**Task objective:** Where a line holds the word "backup", copy that line from the data below.
───── Data shown
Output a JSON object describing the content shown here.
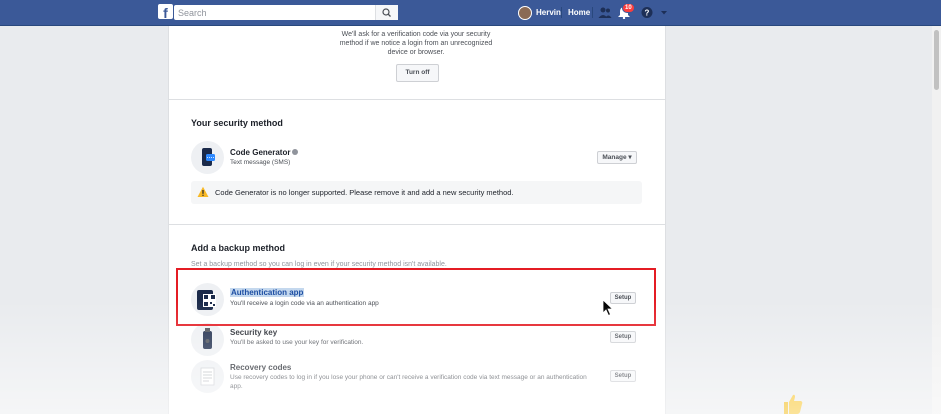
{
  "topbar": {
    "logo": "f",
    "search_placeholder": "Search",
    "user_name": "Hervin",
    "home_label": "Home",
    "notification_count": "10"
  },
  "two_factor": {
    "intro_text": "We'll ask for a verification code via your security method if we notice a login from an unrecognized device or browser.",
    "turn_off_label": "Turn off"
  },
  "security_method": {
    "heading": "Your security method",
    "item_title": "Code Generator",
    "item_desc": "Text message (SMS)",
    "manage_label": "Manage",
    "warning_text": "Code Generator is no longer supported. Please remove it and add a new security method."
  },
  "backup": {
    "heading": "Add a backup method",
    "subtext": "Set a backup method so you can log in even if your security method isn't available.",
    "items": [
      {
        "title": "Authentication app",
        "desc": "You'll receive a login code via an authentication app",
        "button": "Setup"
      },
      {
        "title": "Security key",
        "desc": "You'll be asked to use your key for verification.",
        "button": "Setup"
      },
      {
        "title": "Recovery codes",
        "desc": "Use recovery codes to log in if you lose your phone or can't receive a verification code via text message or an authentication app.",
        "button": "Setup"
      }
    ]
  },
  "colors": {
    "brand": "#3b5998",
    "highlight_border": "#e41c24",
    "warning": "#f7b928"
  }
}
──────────
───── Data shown
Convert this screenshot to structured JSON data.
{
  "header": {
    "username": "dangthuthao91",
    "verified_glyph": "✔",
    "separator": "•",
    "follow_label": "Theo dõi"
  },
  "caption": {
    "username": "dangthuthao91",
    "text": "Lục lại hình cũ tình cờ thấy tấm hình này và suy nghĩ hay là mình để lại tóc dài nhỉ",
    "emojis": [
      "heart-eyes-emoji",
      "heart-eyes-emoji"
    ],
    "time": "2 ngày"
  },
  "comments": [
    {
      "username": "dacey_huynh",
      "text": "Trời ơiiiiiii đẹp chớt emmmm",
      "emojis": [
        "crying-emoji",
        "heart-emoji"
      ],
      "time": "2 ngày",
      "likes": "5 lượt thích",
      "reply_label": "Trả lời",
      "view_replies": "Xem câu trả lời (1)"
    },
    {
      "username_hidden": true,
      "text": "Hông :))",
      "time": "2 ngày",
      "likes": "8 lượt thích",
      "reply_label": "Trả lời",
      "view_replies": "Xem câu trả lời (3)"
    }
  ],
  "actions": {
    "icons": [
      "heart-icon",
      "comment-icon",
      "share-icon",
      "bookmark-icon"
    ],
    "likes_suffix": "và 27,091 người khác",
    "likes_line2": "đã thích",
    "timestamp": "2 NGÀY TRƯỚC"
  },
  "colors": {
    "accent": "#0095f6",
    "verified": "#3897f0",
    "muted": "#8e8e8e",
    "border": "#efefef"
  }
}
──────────
**Solution for this problem:**
  "backup": {
    "heading": "Add a backup method",
    "subtext": "Set a backup method so you can log in even if your security method isn't available.",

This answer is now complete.